Data extracted from a collection
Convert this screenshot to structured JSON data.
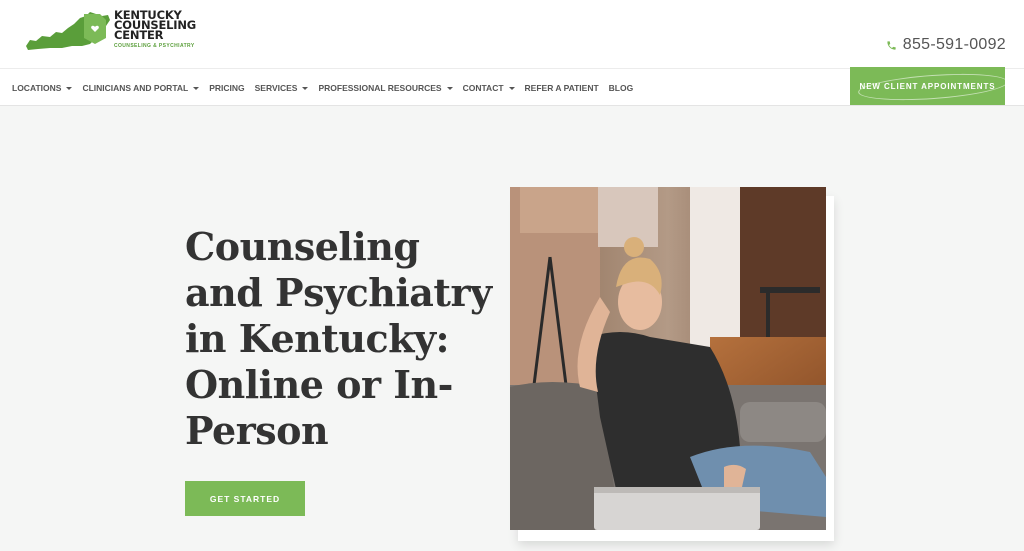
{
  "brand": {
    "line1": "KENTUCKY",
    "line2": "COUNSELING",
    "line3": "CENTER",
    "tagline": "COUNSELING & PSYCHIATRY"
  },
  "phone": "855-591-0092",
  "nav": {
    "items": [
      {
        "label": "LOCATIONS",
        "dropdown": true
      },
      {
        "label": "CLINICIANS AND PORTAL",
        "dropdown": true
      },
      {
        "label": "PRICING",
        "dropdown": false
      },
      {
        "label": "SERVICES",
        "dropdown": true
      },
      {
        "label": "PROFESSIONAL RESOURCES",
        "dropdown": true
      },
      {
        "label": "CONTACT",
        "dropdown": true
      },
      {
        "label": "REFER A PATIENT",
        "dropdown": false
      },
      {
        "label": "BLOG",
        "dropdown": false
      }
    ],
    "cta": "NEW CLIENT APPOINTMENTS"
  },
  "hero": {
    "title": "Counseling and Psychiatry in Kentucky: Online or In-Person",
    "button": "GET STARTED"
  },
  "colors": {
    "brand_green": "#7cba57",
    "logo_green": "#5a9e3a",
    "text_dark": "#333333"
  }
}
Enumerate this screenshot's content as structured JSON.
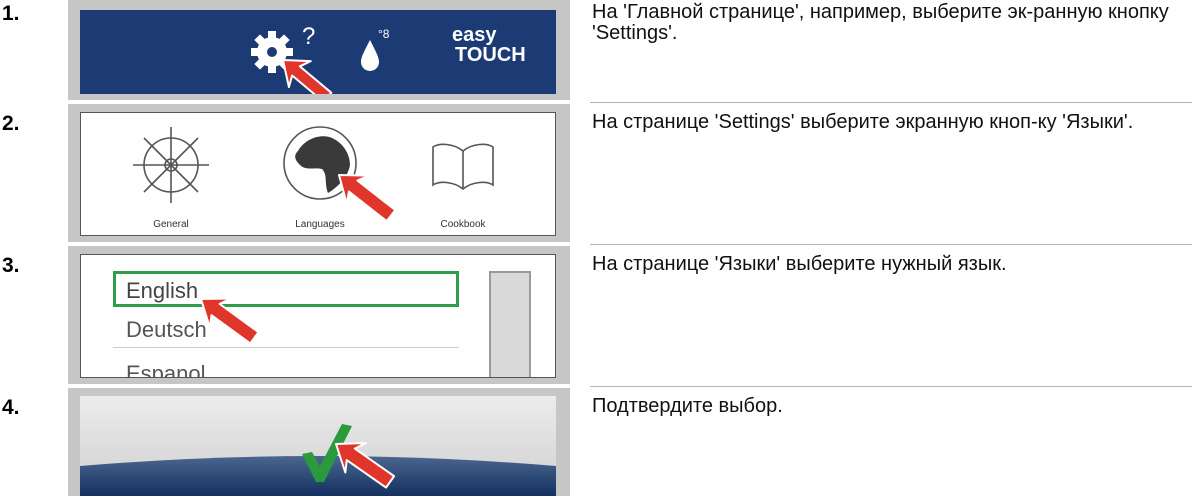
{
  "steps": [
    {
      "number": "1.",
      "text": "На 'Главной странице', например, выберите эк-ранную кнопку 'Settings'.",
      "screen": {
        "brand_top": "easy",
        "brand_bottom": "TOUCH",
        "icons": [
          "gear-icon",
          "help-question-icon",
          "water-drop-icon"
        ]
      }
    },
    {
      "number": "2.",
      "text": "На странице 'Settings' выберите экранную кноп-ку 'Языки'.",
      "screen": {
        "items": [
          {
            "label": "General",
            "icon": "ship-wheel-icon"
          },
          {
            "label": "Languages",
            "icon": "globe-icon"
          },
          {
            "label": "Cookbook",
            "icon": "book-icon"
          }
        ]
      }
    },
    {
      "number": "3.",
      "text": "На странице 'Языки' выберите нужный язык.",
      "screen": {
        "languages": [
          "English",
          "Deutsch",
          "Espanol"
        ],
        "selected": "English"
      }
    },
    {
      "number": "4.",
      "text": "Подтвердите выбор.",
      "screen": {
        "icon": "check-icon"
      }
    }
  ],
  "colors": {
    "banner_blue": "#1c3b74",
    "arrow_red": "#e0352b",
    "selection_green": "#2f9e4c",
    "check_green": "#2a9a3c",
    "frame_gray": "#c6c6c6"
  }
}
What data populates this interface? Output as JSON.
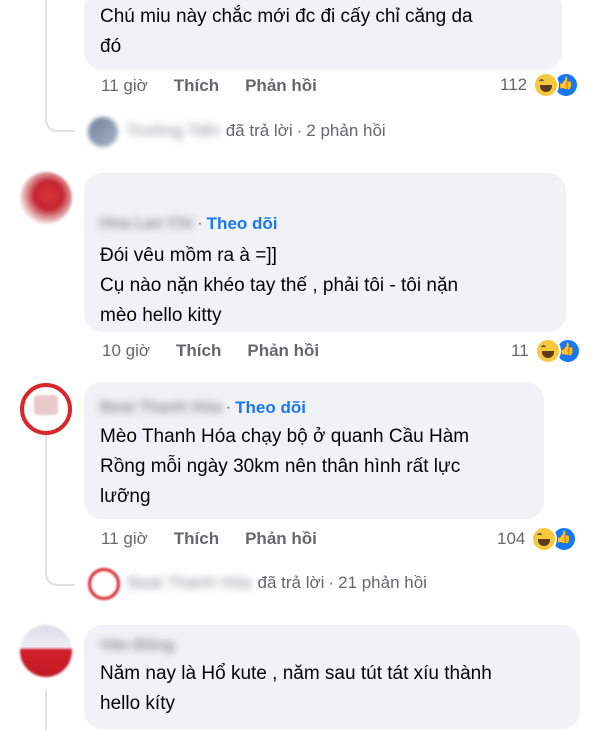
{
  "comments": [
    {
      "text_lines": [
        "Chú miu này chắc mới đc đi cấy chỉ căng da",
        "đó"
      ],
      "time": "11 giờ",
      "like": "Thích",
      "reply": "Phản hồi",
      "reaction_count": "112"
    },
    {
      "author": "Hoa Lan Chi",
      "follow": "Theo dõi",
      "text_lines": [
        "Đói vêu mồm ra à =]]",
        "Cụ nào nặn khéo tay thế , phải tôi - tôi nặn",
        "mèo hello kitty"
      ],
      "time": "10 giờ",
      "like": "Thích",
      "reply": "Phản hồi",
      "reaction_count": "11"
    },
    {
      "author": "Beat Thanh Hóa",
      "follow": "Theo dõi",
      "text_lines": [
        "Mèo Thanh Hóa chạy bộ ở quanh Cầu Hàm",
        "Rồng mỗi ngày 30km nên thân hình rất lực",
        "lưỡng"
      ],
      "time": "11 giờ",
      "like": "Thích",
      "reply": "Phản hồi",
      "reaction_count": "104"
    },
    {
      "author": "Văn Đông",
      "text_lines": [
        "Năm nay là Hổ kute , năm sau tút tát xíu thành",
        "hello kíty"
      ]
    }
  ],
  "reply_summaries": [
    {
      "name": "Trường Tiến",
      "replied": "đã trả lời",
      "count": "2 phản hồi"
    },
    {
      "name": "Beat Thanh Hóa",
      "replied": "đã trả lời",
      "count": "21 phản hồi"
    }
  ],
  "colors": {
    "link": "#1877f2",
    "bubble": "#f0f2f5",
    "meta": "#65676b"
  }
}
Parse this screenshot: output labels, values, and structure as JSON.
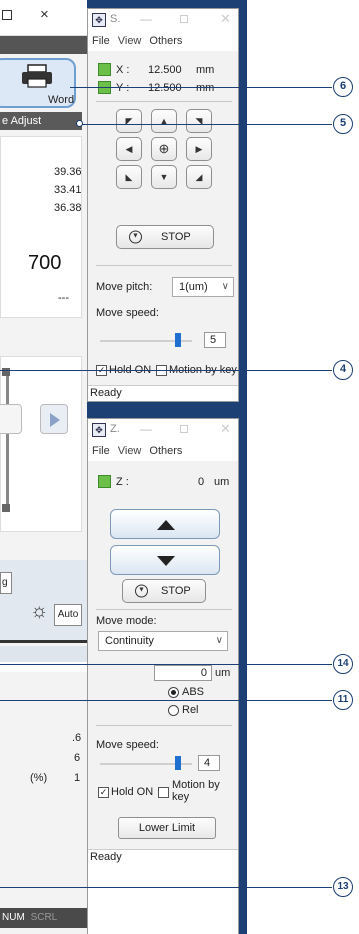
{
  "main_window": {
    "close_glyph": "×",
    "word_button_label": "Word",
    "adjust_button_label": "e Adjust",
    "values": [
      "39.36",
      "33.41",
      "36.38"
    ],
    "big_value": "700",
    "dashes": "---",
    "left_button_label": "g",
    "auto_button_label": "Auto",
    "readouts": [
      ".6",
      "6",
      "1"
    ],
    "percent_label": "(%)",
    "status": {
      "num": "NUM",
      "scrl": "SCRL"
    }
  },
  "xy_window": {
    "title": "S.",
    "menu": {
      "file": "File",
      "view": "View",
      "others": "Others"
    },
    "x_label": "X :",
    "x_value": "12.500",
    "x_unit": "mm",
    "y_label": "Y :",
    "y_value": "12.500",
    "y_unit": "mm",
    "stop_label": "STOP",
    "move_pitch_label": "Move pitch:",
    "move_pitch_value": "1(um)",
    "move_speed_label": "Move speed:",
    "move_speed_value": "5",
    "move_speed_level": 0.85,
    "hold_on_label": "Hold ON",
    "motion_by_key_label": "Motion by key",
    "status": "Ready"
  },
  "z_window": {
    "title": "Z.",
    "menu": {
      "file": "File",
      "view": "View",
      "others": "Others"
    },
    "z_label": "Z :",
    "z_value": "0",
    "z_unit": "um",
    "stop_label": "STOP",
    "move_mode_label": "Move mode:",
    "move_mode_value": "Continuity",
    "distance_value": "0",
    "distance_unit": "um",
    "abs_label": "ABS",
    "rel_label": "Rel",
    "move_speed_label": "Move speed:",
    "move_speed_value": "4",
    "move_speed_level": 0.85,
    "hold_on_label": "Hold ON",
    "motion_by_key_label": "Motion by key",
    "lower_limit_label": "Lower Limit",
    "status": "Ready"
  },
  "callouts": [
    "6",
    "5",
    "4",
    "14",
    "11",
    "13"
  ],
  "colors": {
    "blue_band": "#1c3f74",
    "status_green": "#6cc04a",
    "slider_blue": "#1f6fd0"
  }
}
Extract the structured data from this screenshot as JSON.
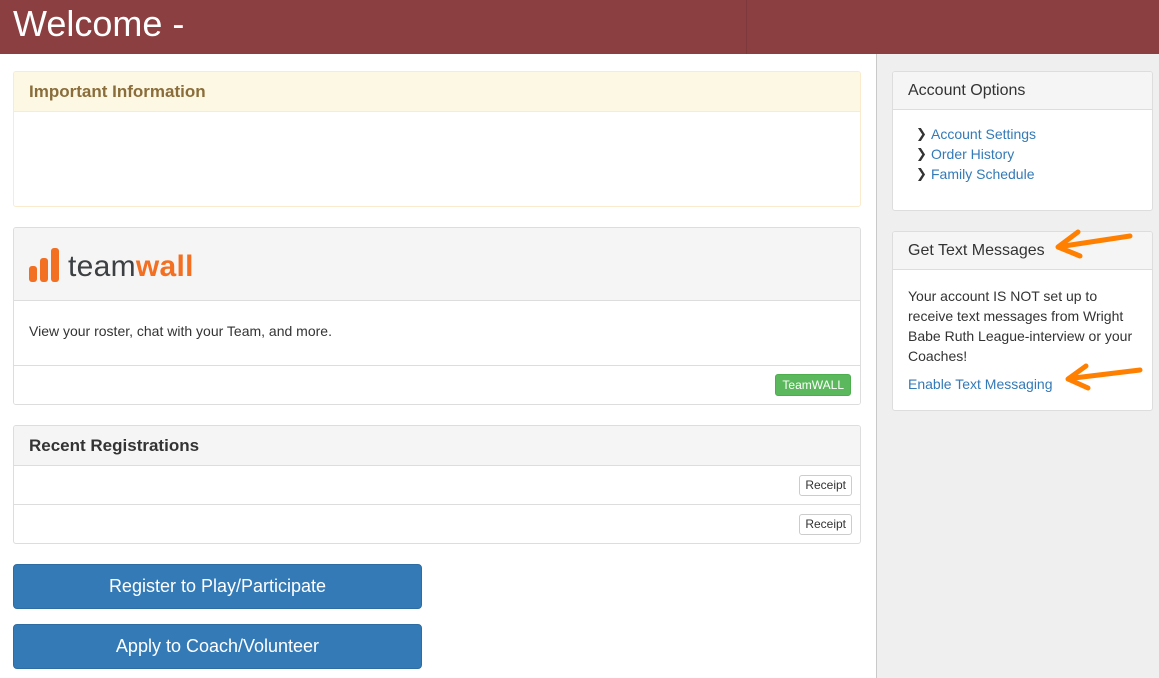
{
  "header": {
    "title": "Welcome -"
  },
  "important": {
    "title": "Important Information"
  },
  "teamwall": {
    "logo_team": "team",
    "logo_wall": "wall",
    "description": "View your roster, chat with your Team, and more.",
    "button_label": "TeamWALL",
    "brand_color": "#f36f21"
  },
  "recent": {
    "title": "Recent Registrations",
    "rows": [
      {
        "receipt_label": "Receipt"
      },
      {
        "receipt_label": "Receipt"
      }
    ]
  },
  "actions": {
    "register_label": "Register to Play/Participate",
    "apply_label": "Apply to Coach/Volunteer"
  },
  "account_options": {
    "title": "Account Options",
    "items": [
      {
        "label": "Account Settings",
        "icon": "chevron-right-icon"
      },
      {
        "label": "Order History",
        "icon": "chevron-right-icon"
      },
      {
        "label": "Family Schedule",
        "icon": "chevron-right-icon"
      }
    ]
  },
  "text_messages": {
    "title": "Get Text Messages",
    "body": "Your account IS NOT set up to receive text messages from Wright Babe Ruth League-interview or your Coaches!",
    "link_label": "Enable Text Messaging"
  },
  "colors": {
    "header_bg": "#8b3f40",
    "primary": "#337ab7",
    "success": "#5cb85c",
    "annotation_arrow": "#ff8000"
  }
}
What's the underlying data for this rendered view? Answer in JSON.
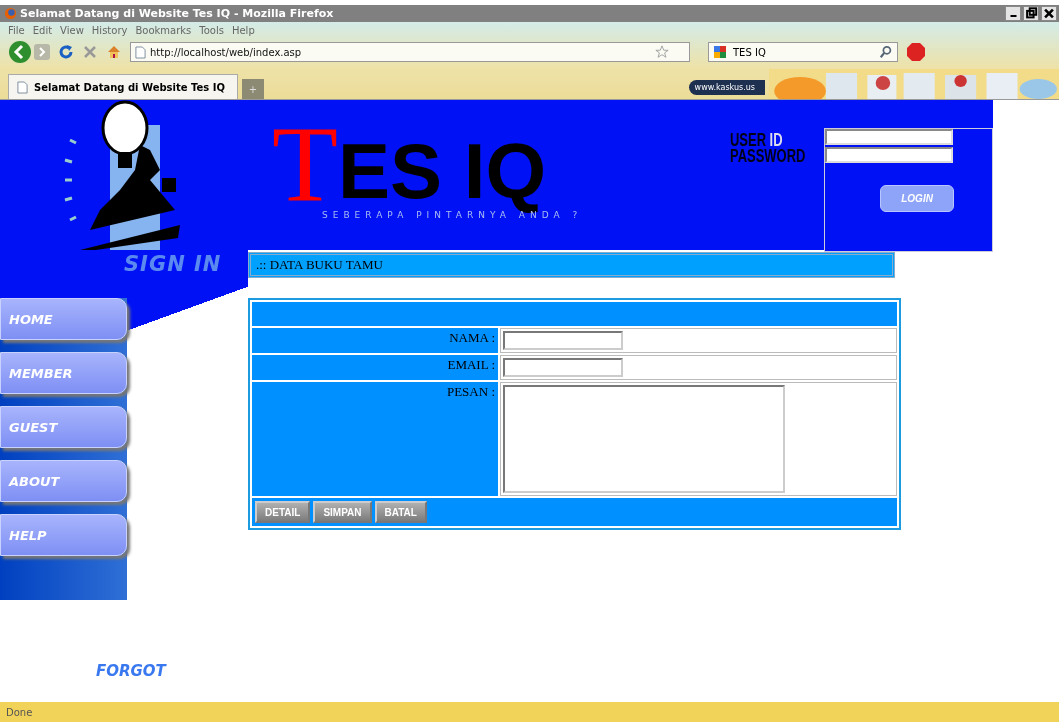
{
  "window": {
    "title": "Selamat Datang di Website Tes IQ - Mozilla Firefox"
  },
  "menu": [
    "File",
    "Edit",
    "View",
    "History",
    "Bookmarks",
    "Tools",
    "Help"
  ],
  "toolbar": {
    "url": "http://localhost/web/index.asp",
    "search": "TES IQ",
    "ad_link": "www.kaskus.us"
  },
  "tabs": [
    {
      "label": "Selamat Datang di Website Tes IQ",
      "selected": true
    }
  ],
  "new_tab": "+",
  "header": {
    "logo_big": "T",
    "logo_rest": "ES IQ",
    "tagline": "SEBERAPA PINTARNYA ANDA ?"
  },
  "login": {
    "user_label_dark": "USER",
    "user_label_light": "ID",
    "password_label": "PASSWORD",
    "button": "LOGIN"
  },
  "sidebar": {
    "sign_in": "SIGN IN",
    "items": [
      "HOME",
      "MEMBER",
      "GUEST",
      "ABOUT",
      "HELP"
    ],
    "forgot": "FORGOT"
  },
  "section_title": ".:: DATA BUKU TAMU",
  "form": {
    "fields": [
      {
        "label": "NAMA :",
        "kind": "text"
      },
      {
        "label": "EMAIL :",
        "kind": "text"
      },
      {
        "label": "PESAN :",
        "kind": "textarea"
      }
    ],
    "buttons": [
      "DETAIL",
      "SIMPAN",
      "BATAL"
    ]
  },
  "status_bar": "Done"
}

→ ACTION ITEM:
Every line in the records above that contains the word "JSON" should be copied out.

→ ANSWER:
Convert this screenshot to structured JSON data.
Enumerate this screenshot's content as structured JSON.
What data populates this interface? Output as JSON.
Parse this screenshot: output labels, values, and structure as JSON.
Extract the structured data from this screenshot as JSON.
What's the underlying data for this rendered view? Answer in JSON.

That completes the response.